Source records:
___
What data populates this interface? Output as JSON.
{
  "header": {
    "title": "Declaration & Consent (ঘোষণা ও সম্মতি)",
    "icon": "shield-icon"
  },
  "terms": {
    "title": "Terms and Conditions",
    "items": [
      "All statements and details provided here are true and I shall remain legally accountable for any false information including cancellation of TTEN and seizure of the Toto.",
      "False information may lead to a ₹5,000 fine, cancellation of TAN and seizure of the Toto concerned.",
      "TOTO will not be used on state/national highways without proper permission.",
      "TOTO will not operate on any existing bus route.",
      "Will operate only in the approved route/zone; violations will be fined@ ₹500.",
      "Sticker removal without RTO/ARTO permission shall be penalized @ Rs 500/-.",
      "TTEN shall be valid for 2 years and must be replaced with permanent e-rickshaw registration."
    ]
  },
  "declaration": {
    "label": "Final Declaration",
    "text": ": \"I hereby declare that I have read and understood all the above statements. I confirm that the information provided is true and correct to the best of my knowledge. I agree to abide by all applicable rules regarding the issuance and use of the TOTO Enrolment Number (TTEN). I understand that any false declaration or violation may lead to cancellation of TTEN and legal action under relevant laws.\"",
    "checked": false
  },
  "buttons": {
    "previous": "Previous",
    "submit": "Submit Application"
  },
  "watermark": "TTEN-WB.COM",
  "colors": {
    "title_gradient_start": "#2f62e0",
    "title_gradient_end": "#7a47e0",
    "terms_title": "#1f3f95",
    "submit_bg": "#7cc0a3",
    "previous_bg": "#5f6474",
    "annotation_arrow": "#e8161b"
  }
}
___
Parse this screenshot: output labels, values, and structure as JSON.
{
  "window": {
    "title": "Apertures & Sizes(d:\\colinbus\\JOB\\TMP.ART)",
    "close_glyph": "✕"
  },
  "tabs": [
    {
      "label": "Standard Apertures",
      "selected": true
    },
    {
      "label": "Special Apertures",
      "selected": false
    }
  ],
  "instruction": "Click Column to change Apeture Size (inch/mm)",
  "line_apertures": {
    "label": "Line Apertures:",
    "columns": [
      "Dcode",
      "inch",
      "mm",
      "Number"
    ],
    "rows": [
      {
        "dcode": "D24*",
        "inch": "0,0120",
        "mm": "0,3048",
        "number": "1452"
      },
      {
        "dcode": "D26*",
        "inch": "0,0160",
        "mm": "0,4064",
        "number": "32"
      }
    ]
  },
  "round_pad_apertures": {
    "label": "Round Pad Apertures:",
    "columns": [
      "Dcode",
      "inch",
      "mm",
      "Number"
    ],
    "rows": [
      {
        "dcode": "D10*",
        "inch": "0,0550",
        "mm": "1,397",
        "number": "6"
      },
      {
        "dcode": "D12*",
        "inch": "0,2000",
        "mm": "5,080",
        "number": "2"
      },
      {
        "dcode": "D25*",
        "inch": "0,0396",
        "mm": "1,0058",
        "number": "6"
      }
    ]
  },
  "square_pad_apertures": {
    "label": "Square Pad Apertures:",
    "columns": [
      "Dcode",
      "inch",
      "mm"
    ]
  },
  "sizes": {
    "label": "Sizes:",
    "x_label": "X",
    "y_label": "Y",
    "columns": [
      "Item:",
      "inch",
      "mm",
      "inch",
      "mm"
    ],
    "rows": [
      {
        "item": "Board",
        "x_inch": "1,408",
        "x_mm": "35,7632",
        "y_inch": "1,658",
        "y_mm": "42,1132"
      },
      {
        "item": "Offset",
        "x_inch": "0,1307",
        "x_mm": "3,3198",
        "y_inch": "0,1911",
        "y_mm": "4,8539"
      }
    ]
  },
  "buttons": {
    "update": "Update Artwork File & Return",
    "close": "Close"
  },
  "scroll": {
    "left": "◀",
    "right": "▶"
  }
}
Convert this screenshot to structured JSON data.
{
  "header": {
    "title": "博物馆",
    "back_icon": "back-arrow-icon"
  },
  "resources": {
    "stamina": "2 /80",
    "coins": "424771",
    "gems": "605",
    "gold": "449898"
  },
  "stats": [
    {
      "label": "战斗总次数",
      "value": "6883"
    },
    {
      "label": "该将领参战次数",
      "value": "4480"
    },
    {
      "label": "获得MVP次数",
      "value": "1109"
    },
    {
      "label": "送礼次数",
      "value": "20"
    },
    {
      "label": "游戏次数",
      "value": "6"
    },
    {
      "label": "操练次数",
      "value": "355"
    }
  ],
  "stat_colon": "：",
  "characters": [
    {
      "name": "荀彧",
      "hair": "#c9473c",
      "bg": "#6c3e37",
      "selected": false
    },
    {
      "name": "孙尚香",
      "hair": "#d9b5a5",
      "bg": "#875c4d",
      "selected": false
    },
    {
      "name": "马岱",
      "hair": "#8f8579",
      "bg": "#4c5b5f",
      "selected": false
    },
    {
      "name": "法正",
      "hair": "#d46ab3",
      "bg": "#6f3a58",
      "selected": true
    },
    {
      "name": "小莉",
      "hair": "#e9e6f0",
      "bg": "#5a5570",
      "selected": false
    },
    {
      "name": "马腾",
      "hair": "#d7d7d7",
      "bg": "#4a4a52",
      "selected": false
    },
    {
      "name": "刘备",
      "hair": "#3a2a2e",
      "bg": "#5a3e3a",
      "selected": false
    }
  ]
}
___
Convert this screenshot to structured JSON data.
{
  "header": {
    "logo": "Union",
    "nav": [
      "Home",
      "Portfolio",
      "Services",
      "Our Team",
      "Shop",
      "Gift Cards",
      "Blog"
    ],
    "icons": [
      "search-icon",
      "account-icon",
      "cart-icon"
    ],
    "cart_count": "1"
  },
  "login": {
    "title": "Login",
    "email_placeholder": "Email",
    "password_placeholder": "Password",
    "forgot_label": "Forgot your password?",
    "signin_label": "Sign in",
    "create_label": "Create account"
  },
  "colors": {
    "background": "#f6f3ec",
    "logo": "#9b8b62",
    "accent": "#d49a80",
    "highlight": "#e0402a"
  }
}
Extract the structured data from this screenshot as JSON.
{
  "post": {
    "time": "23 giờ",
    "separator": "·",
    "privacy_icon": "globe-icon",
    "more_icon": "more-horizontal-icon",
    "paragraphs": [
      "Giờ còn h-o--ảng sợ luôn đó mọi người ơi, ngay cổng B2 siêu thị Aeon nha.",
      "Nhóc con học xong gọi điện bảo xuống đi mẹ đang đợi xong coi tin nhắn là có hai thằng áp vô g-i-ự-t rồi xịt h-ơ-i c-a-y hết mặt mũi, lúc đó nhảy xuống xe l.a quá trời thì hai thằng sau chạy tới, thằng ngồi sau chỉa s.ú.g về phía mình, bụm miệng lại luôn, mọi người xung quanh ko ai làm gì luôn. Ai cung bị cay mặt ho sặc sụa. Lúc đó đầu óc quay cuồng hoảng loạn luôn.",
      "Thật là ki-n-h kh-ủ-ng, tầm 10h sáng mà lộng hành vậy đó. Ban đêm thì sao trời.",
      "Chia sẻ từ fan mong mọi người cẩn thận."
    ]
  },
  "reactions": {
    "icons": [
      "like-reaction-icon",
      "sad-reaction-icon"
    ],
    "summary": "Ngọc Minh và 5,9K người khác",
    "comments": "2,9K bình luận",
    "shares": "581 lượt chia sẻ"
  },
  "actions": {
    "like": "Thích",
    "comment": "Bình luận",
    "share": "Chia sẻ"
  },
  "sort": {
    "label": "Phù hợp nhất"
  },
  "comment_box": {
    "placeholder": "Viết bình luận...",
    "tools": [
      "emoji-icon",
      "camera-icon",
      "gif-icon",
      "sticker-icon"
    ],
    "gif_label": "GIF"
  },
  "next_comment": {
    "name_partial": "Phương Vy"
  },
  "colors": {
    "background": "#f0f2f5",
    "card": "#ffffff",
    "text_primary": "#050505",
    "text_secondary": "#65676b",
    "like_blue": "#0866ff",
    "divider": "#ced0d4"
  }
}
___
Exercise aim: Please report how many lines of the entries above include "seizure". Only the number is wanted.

Exercise response: 2